## WORK TASK
Locate every line in the records below that contains the word "Policy", and copy each one.

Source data
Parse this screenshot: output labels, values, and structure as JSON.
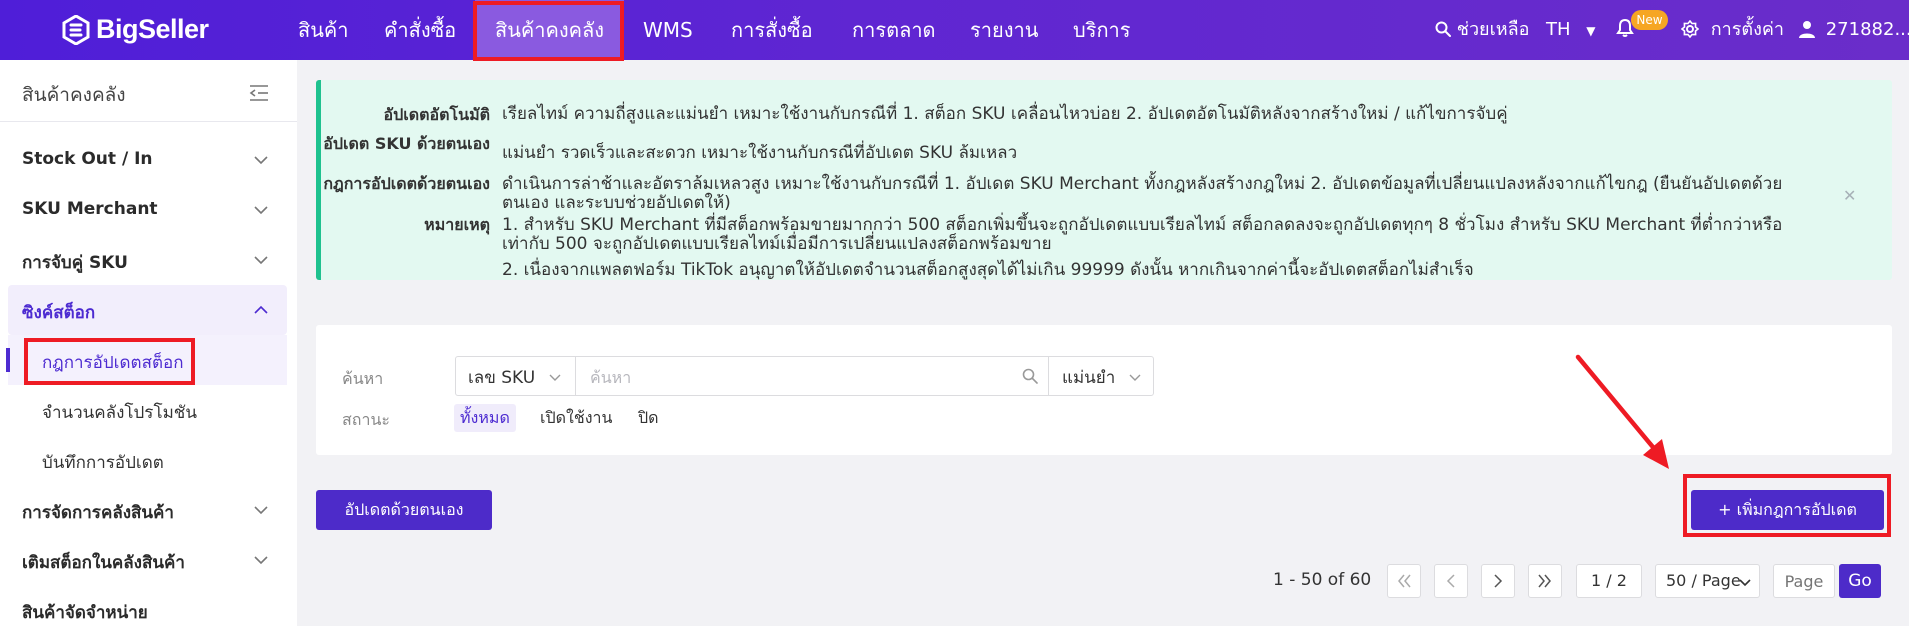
{
  "logo": {
    "text": "BigSeller"
  },
  "nav": {
    "items": [
      "สินค้า",
      "คำสั่งซื้อ",
      "สินค้าคงคลัง",
      "WMS",
      "การสั่งซื้อ",
      "การตลาด",
      "รายงาน",
      "บริการ"
    ],
    "active_index": 2,
    "help_label": "ช่วยเหลือ",
    "lang": "TH",
    "new_badge": "New",
    "settings_label": "การตั้งค่า",
    "user": "271882..."
  },
  "sidebar": {
    "title": "สินค้าคงคลัง",
    "groups": [
      {
        "label": "Stock Out / In"
      },
      {
        "label": "SKU Merchant"
      },
      {
        "label": "การจับคู่ SKU"
      },
      {
        "label": "ซิงค์สต็อก",
        "expanded": true,
        "children": [
          "กฎการอัปเดตสต็อก",
          "จำนวนคลังโปรโมชัน",
          "บันทึกการอัปเดต"
        ],
        "active_child": 0
      },
      {
        "label": "การจัดการคลังสินค้า"
      },
      {
        "label": "เติมสต็อกในคลังสินค้า"
      },
      {
        "label": "สินค้าจัดจำหน่าย"
      }
    ]
  },
  "info": {
    "rows": [
      {
        "label": "อัปเดตอัตโนมัติ",
        "text": "เรียลไทม์ ความถี่สูงและแม่นยำ เหมาะใช้งานกับกรณีที่ 1. สต็อก SKU เคลื่อนไหวบ่อย 2. อัปเดตอัตโนมัติหลังจากสร้างใหม่ / แก้ไขการจับคู่"
      },
      {
        "label": "อัปเดต SKU ด้วยตนเอง",
        "text": "แม่นยำ รวดเร็วและสะดวก เหมาะใช้งานกับกรณีที่อัปเดต SKU ล้มเหลว"
      },
      {
        "label": "กฎการอัปเดตด้วยตนเอง",
        "text": "ดำเนินการล่าช้าและอัตราล้มเหลวสูง เหมาะใช้งานกับกรณีที่ 1. อัปเดต SKU Merchant ทั้งกฎหลังสร้างกฎใหม่ 2. อัปเดตข้อมูลที่เปลี่ยนแปลงหลังจากแก้ไขกฎ (ยืนยันอัปเดตด้วยตนเอง และระบบช่วยอัปเดตให้)"
      },
      {
        "label": "หมายเหตุ",
        "text": "1. สำหรับ SKU Merchant ที่มีสต็อกพร้อมขายมากกว่า 500 สต็อกเพิ่มขึ้นจะถูกอัปเดตแบบเรียลไทม์ สต็อกลดลงจะถูกอัปเดตทุกๆ 8 ชั่วโมง สำหรับ SKU Merchant ที่ต่ำกว่าหรือเท่ากับ 500 จะถูกอัปเดตแบบเรียลไทม์เมื่อมีการเปลี่ยนแปลงสต็อกพร้อมขาย"
      },
      {
        "label": "",
        "text": "2. เนื่องจากแพลตฟอร์ม TikTok อนุญาตให้อัปเดตจำนวนสต็อกสูงสุดได้ไม่เกิน 99999 ดังนั้น หากเกินจากค่านี้จะอัปเดตสต็อกไม่สำเร็จ"
      }
    ]
  },
  "filter": {
    "search_label": "ค้นหา",
    "search_type": "เลข SKU",
    "search_placeholder": "ค้นหา",
    "match_mode": "แม่นยำ",
    "status_label": "สถานะ",
    "status_options": [
      "ทั้งหมด",
      "เปิดใช้งาน",
      "ปิด"
    ],
    "status_selected": 0
  },
  "actions": {
    "manual_update": "อัปเดตด้วยตนเอง",
    "add_rule": "+ เพิ่มกฎการอัปเดต"
  },
  "pagination": {
    "range": "1 - 50 of 60",
    "page": "1 / 2",
    "per_page": "50 / Page",
    "page_placeholder": "Page",
    "go": "Go"
  },
  "colors": {
    "nav_bg": "#5a24d4",
    "primary": "#4d2bc9",
    "info_bg": "#e3f9f1",
    "info_border": "#1fc28f",
    "annotation": "#ee1b24",
    "badge": "#f6a623"
  }
}
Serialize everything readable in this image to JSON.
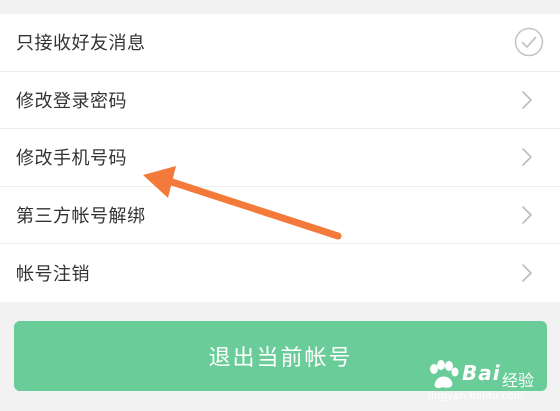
{
  "settings": {
    "items": [
      {
        "label": "只接收好友消息",
        "control": "check-circle-icon"
      },
      {
        "label": "修改登录密码",
        "control": "chevron-right-icon"
      },
      {
        "label": "修改手机号码",
        "control": "chevron-right-icon"
      },
      {
        "label": "第三方帐号解绑",
        "control": "chevron-right-icon"
      },
      {
        "label": "帐号注销",
        "control": "chevron-right-icon"
      }
    ]
  },
  "logout_button": {
    "label": "退出当前帐号",
    "color": "#6acc98"
  },
  "annotation": {
    "icon": "orange-arrow-icon",
    "color": "#f47a3c"
  },
  "watermark": {
    "brand": "Bai",
    "suffix": "经验",
    "url": "jingyan.baidu.com"
  }
}
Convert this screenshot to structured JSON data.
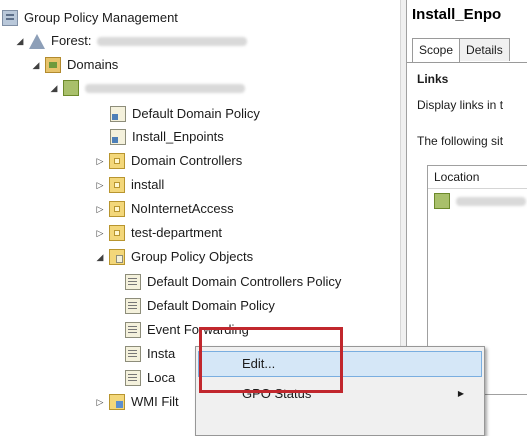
{
  "tree": {
    "root": {
      "label": "Group Policy Management",
      "icon": "gpm-icon"
    },
    "forest": {
      "label": "Forest:"
    },
    "domains": {
      "label": "Domains"
    },
    "items": [
      {
        "label": "Default Domain Policy",
        "icon": "gpo-link-icon"
      },
      {
        "label": "Install_Enpoints",
        "icon": "gpo-link-icon"
      },
      {
        "label": "Domain Controllers",
        "icon": "ou-icon"
      },
      {
        "label": "install",
        "icon": "ou-icon"
      },
      {
        "label": "NoInternetAccess",
        "icon": "ou-icon"
      },
      {
        "label": "test-department",
        "icon": "ou-icon"
      },
      {
        "label": "Group Policy Objects",
        "icon": "gpo-folder-icon"
      },
      {
        "label": "Default Domain Controllers Policy",
        "icon": "gpo-icon"
      },
      {
        "label": "Default Domain Policy",
        "icon": "gpo-icon"
      },
      {
        "label": "Event Forwarding",
        "icon": "gpo-icon"
      },
      {
        "label": "Insta",
        "icon": "gpo-icon"
      },
      {
        "label": "Loca",
        "icon": "gpo-icon"
      },
      {
        "label": "WMI Filt",
        "icon": "wmi-folder-icon"
      }
    ]
  },
  "details": {
    "title": "Install_Enpo",
    "tabs": [
      "Scope",
      "Details"
    ],
    "links_heading": "Links",
    "display_links_text": "Display links in t",
    "following_text": "The following sit",
    "column_location": "Location"
  },
  "context_menu": {
    "items": [
      {
        "label": "Edit...",
        "highlighted": true
      },
      {
        "label": "GPO Status",
        "submenu": true
      }
    ]
  },
  "colors": {
    "highlight": "#d5e7f7",
    "annotation_red": "#c1272d"
  }
}
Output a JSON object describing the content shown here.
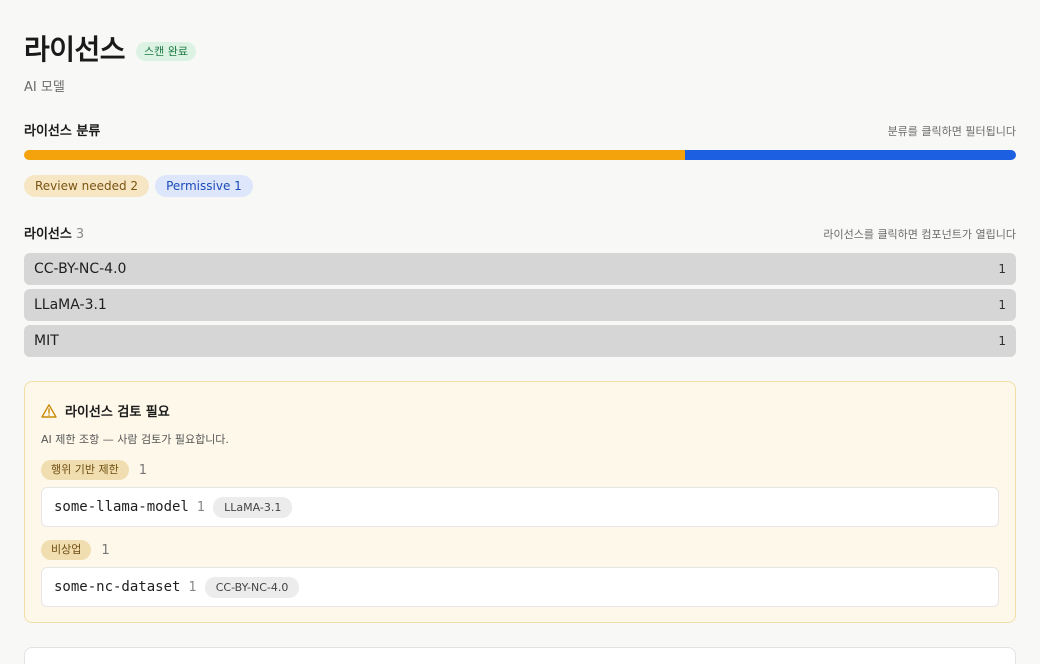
{
  "header": {
    "title": "라이선스",
    "scan_badge": "스캔 완료",
    "subtitle": "AI 모델"
  },
  "distribution": {
    "title": "라이선스 분류",
    "hint": "분류를 클릭하면 필터됩니다",
    "segments": [
      {
        "label": "Review needed",
        "count": 2,
        "color": "#f4a30d"
      },
      {
        "label": "Permissive",
        "count": 1,
        "color": "#1c5fe0"
      }
    ],
    "chips": [
      {
        "text": "Review needed 2",
        "bg": "#f6e6c4",
        "fg": "#7a5410"
      },
      {
        "text": "Permissive 1",
        "bg": "#dde6fa",
        "fg": "#1b4bb8"
      }
    ]
  },
  "licenses": {
    "title": "라이선스",
    "count": "3",
    "hint": "라이선스를 클릭하면 컴포넌트가 열립니다",
    "items": [
      {
        "name": "CC-BY-NC-4.0",
        "count": "1"
      },
      {
        "name": "LLaMA-3.1",
        "count": "1"
      },
      {
        "name": "MIT",
        "count": "1"
      }
    ]
  },
  "review": {
    "title": "라이선스 검토 필요",
    "description": "AI 제한 조항 — 사람 검토가 필요합니다.",
    "icon": "warning-triangle-icon",
    "groups": [
      {
        "tag": "행위 기반 제한",
        "count": "1",
        "component": {
          "name": "some-llama-model",
          "count": "1",
          "license": "LLaMA-3.1"
        }
      },
      {
        "tag": "비상업",
        "count": "1",
        "component": {
          "name": "some-nc-dataset",
          "count": "1",
          "license": "CC-BY-NC-4.0"
        }
      }
    ]
  }
}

## TASK RESPONSE
      "label": "Group Policy Management",
        "label": "Default Domain Policy",
        "label": "Group Policy Objects",
        "label": "Default Domain Controllers Policy",
        "label": "Default Domain Policy",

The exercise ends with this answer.